**What is needed**
Every line in the records below that holds the word "gmail" is to be copied.

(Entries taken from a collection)
· · · · · · ·

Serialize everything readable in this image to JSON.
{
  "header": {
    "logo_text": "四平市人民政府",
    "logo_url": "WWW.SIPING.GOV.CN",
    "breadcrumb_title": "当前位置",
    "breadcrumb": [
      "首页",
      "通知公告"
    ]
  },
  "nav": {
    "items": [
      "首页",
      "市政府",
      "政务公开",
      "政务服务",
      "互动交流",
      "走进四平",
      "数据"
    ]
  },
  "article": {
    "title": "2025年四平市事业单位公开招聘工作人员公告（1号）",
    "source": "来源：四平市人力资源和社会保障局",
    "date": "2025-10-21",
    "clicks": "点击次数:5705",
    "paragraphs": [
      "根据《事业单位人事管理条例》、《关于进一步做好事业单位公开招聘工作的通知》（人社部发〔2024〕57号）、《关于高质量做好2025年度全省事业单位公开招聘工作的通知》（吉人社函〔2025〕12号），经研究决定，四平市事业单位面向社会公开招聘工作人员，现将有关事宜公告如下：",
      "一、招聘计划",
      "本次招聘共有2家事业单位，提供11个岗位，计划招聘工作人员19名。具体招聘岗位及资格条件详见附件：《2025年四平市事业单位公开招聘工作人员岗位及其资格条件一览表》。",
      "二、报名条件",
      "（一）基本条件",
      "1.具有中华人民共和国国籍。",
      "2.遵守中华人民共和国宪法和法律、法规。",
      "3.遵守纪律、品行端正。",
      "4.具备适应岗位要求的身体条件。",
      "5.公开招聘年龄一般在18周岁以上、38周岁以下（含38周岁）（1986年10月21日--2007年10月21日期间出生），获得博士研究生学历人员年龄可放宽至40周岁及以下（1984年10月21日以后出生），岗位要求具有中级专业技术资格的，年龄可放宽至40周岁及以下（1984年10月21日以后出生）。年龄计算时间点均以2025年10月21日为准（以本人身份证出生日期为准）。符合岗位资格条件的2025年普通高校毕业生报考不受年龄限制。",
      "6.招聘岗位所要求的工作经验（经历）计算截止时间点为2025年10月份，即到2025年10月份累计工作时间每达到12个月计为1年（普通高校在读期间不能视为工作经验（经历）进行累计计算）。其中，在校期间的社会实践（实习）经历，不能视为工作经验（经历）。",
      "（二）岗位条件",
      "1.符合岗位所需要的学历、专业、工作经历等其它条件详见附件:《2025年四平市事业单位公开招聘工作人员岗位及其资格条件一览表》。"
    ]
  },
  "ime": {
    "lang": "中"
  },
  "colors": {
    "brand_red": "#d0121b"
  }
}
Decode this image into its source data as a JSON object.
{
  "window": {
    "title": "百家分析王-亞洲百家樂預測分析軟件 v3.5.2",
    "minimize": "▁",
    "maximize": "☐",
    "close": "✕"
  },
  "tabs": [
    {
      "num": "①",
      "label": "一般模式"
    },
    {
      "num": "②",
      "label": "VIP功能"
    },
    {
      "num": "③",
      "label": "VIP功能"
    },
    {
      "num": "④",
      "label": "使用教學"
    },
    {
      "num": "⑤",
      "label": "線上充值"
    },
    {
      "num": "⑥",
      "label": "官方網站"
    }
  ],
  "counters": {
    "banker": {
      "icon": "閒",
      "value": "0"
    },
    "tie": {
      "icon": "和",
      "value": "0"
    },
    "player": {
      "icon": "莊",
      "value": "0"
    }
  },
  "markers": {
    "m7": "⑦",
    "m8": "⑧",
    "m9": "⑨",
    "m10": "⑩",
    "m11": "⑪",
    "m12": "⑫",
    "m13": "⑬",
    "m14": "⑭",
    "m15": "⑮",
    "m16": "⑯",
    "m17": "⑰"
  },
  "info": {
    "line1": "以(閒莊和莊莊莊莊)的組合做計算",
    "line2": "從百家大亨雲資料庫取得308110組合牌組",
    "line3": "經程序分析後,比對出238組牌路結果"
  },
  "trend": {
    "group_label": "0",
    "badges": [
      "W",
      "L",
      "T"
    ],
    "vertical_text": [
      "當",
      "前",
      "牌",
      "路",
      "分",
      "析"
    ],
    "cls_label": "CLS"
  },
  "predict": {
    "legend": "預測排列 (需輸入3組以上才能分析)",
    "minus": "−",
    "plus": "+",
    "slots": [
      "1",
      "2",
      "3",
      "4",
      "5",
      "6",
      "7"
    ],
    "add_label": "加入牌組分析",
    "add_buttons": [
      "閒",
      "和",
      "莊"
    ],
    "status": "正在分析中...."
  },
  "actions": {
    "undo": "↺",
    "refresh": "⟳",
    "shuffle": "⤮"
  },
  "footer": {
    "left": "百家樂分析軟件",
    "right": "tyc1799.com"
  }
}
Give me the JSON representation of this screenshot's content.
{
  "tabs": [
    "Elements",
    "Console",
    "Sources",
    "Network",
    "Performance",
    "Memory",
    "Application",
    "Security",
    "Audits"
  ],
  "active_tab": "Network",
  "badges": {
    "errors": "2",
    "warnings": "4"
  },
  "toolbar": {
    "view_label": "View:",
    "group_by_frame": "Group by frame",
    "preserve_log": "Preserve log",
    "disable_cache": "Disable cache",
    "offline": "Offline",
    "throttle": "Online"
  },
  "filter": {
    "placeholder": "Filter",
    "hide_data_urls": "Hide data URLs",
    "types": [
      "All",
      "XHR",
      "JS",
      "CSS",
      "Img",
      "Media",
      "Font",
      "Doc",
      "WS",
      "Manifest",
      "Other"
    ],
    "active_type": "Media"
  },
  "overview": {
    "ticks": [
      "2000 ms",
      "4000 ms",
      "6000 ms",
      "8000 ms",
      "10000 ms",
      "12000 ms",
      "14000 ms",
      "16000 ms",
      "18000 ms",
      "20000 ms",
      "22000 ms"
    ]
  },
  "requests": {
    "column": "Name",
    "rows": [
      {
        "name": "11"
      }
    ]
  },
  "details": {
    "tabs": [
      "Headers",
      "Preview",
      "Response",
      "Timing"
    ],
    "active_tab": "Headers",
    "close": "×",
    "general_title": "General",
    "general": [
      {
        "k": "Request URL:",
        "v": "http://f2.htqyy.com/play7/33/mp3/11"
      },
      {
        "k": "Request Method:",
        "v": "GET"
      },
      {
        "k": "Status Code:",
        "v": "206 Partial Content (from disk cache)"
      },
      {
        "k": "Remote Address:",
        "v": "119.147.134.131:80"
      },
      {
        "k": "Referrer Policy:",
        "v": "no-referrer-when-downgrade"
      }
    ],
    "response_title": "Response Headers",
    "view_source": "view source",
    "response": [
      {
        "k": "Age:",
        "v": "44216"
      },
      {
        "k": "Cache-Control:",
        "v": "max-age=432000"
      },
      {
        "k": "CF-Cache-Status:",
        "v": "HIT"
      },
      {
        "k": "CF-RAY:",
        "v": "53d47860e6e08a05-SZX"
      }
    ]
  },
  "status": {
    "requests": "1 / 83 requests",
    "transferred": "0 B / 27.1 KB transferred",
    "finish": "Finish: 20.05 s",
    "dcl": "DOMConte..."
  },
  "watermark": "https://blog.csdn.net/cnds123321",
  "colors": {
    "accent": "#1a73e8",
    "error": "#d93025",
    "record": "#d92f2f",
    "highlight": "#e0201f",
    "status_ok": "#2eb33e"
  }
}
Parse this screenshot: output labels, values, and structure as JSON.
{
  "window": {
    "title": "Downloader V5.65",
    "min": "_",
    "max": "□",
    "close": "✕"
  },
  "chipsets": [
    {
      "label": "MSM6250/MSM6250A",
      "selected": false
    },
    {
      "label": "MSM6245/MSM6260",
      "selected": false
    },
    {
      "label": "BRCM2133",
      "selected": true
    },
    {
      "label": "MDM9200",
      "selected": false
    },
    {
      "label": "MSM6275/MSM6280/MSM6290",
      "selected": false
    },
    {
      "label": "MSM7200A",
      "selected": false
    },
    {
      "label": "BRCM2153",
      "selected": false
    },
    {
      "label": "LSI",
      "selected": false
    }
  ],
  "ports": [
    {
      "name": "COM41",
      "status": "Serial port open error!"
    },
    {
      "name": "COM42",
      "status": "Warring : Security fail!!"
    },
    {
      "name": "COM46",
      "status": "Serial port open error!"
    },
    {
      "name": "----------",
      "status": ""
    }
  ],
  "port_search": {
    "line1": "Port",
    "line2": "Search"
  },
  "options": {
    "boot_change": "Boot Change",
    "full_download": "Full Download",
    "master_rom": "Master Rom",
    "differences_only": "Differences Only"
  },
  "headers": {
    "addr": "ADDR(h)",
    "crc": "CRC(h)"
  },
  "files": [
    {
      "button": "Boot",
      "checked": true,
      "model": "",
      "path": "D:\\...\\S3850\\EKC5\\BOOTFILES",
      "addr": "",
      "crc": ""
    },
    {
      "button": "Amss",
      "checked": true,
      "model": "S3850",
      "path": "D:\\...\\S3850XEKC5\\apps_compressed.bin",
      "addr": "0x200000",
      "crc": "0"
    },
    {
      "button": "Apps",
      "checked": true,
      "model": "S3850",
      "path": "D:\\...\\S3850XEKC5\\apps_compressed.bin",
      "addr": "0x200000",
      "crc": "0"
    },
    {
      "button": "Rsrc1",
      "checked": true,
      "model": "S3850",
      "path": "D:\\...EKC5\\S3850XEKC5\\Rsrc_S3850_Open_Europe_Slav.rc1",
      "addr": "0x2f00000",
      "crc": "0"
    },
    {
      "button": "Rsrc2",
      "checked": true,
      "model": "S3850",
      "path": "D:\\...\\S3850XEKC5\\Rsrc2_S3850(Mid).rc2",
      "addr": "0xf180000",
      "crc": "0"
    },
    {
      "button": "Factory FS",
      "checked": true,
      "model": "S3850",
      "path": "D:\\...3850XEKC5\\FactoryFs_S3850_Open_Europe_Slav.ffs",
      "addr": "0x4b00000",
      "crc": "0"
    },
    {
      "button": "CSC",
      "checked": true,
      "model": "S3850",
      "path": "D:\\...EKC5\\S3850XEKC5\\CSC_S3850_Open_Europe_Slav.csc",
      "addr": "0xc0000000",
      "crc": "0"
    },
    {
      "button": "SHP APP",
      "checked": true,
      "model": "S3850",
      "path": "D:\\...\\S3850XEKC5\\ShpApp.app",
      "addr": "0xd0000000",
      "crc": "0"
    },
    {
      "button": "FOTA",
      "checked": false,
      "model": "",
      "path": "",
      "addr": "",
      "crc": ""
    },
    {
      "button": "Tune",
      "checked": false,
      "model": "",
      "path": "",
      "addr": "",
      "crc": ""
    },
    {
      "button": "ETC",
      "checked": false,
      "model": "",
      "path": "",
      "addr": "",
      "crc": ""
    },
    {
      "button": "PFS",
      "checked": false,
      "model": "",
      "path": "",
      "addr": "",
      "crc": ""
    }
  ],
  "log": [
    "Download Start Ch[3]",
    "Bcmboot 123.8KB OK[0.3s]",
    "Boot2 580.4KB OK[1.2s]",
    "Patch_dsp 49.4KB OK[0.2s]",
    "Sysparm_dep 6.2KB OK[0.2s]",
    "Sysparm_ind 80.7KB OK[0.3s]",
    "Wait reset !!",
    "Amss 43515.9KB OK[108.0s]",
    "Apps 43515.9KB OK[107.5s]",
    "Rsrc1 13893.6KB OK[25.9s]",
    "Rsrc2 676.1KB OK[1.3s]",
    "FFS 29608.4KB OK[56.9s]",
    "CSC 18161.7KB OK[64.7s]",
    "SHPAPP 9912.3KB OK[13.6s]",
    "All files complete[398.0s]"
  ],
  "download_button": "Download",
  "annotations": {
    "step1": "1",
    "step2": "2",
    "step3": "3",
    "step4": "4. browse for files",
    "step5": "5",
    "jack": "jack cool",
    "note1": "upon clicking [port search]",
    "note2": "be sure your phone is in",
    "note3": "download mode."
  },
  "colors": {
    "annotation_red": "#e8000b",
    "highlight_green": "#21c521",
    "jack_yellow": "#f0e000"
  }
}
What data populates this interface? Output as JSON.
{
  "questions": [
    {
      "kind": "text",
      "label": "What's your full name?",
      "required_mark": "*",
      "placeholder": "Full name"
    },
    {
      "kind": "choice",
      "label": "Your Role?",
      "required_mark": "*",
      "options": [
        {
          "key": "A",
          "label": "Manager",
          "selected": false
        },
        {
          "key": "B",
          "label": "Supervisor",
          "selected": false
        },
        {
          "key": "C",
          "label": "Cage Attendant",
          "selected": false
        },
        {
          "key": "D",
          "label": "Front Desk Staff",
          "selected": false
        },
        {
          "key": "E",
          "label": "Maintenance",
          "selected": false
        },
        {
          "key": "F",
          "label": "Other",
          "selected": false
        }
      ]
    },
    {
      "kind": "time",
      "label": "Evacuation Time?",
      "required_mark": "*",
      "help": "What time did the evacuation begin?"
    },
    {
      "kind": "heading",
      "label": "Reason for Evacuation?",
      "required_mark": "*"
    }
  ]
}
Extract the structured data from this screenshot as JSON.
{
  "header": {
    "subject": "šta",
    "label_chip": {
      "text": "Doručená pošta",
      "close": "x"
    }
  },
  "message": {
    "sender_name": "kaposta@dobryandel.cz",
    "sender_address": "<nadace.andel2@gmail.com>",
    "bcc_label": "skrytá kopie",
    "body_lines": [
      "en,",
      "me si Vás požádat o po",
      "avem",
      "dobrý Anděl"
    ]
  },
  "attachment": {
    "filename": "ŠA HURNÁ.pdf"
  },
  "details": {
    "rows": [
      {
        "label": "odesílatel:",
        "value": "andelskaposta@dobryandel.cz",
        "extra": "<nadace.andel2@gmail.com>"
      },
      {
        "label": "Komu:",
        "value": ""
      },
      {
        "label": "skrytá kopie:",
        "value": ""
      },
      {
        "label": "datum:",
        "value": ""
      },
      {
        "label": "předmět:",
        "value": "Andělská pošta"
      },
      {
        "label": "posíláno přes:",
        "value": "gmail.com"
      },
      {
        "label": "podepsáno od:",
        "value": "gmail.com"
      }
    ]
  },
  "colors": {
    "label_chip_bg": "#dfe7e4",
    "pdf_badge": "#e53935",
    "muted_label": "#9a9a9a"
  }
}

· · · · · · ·

**Task answer**
    "sender_address": "<nadace.andel2@gmail.com>",
        "extra": "<nadace.andel2@gmail.com>"
        "value": "gmail.com"
        "value": "gmail.com"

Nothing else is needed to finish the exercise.